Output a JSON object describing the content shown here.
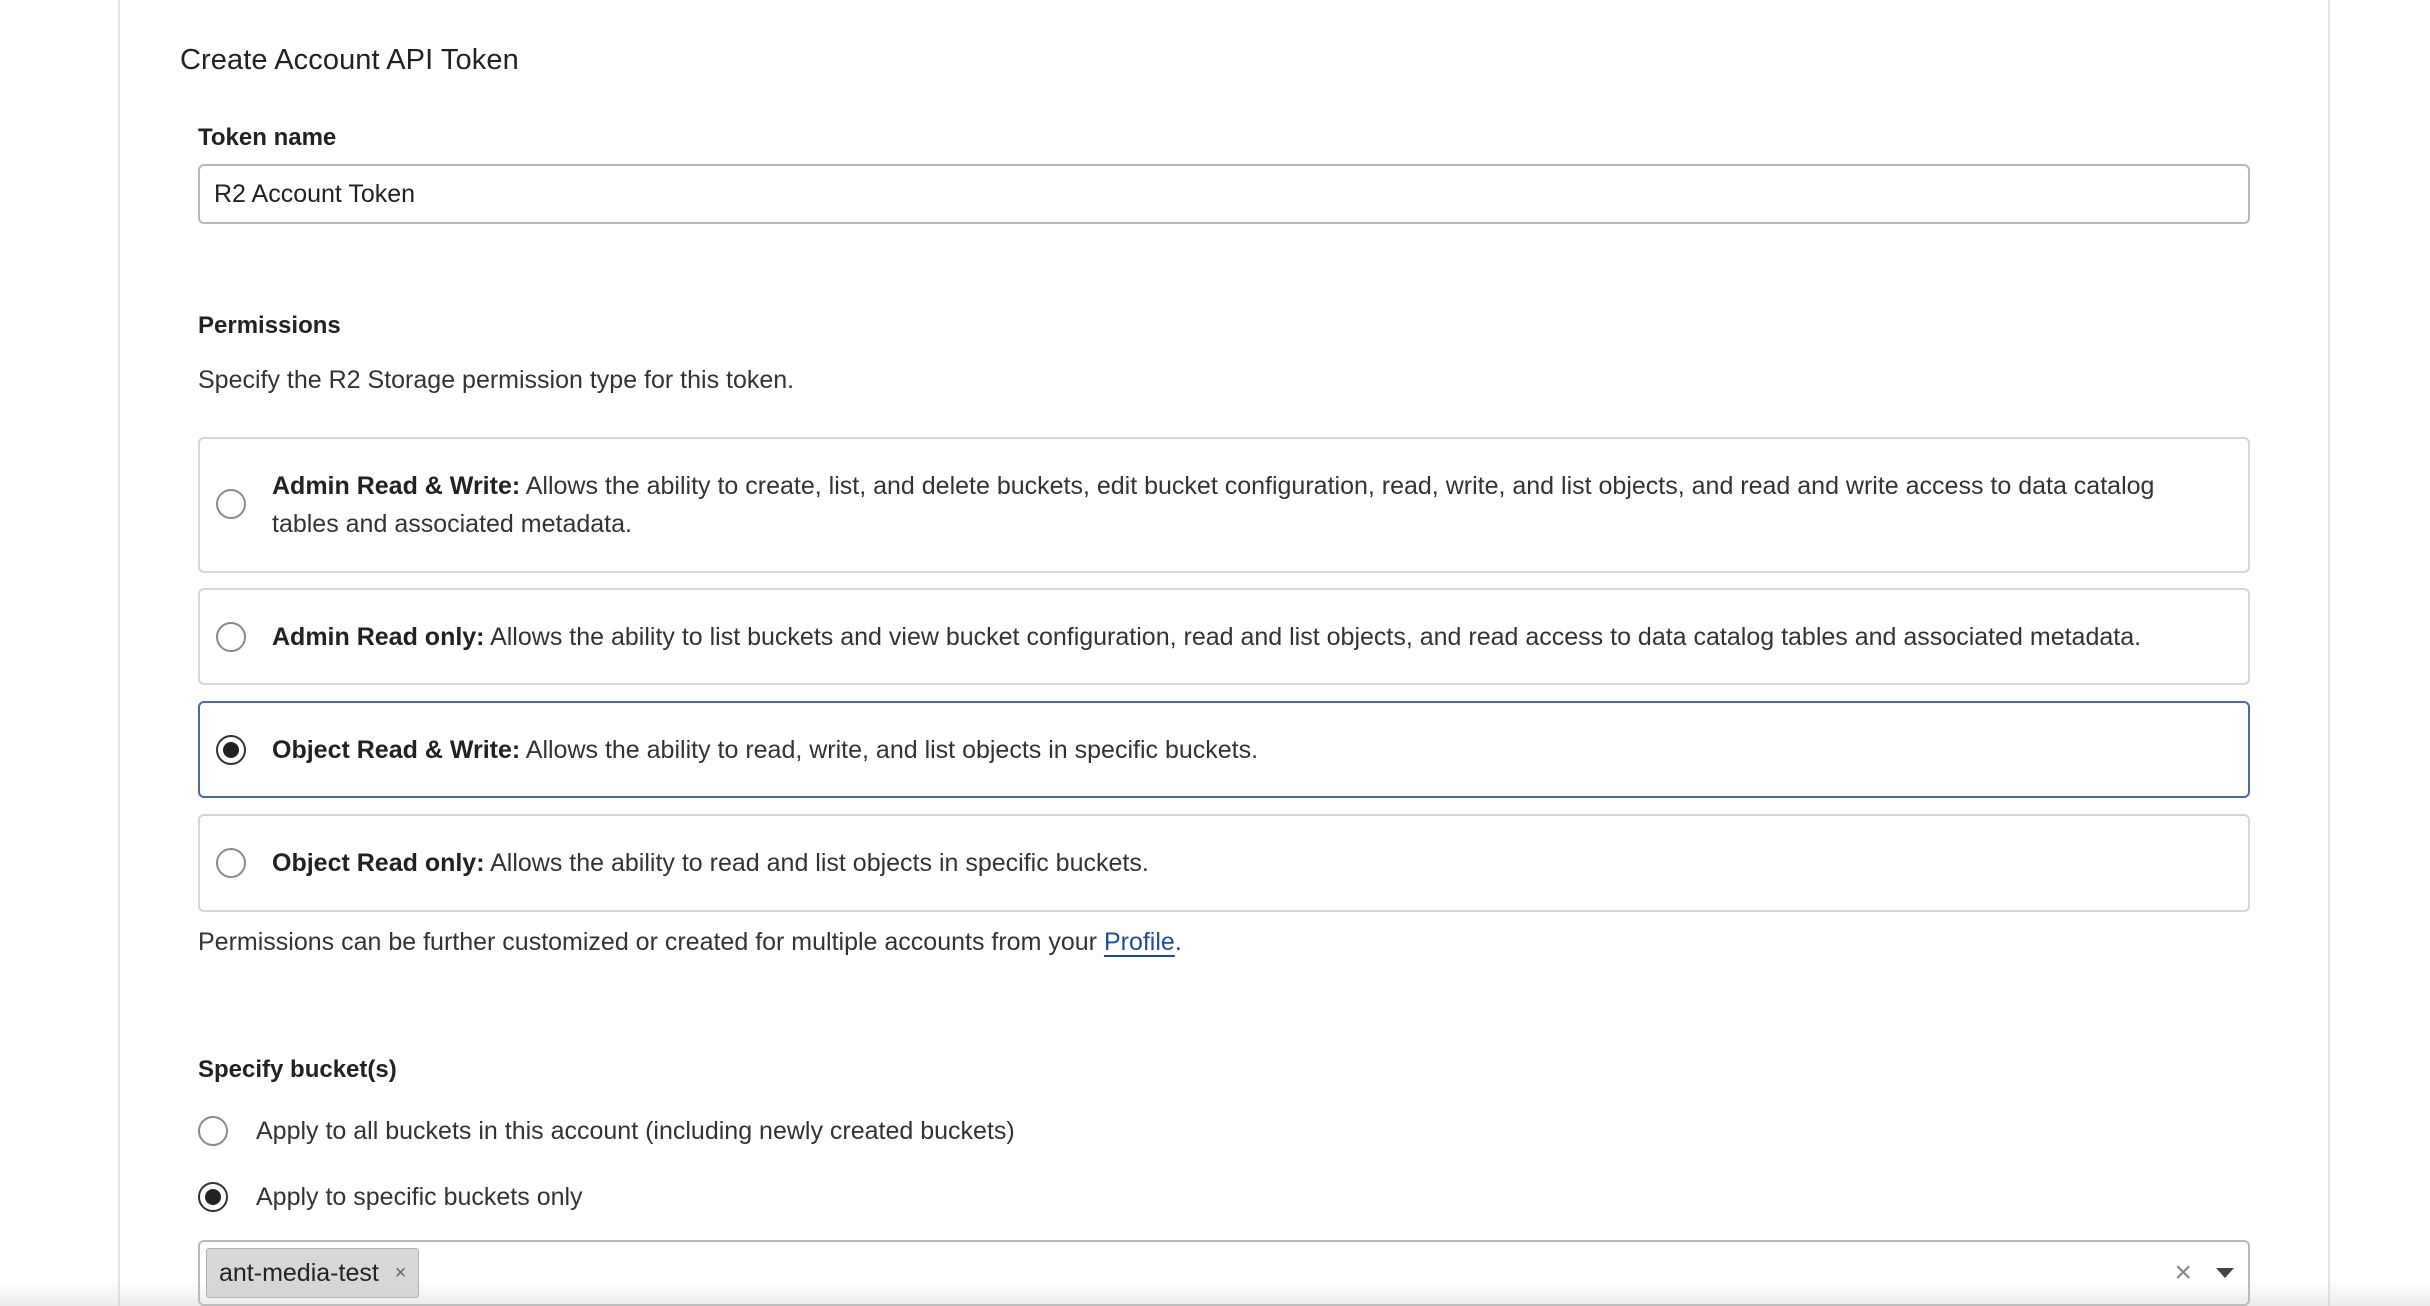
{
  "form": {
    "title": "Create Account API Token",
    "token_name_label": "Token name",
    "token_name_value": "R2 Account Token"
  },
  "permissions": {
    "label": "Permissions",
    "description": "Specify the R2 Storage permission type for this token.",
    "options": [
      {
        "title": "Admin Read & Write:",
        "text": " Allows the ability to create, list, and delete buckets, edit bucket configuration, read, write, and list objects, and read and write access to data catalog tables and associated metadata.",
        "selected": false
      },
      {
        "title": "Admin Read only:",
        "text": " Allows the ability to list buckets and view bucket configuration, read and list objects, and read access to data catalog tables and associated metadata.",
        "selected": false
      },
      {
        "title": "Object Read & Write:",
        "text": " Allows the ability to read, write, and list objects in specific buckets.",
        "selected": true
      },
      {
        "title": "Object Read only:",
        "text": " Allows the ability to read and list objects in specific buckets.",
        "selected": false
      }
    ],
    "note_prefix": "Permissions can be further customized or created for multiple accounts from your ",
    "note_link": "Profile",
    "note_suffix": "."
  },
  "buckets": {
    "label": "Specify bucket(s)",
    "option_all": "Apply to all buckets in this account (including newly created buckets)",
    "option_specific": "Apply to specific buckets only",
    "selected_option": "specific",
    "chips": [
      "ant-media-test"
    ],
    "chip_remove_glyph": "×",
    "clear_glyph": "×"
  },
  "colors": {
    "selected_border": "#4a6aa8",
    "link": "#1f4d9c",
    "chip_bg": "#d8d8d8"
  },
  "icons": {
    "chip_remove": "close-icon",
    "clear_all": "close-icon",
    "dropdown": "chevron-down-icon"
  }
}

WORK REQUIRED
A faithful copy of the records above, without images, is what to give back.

ANSWER TO THIS TASK
Output a JSON object describing the content shown here.
{
  "form": {
    "title": "Create Account API Token",
    "token_name_label": "Token name",
    "token_name_value": "R2 Account Token"
  },
  "permissions": {
    "label": "Permissions",
    "description": "Specify the R2 Storage permission type for this token.",
    "options": [
      {
        "title": "Admin Read & Write:",
        "text": " Allows the ability to create, list, and delete buckets, edit bucket configuration, read, write, and list objects, and read and write access to data catalog tables and associated metadata.",
        "selected": false
      },
      {
        "title": "Admin Read only:",
        "text": " Allows the ability to list buckets and view bucket configuration, read and list objects, and read access to data catalog tables and associated metadata.",
        "selected": false
      },
      {
        "title": "Object Read & Write:",
        "text": " Allows the ability to read, write, and list objects in specific buckets.",
        "selected": true
      },
      {
        "title": "Object Read only:",
        "text": " Allows the ability to read and list objects in specific buckets.",
        "selected": false
      }
    ],
    "note_prefix": "Permissions can be further customized or created for multiple accounts from your ",
    "note_link": "Profile",
    "note_suffix": "."
  },
  "buckets": {
    "label": "Specify bucket(s)",
    "option_all": "Apply to all buckets in this account (including newly created buckets)",
    "option_specific": "Apply to specific buckets only",
    "selected_option": "specific",
    "chips": [
      "ant-media-test"
    ],
    "chip_remove_glyph": "×",
    "clear_glyph": "×"
  },
  "colors": {
    "selected_border": "#4a6aa8",
    "link": "#1f4d9c",
    "chip_bg": "#d8d8d8"
  },
  "icons": {
    "chip_remove": "close-icon",
    "clear_all": "close-icon",
    "dropdown": "chevron-down-icon"
  }
}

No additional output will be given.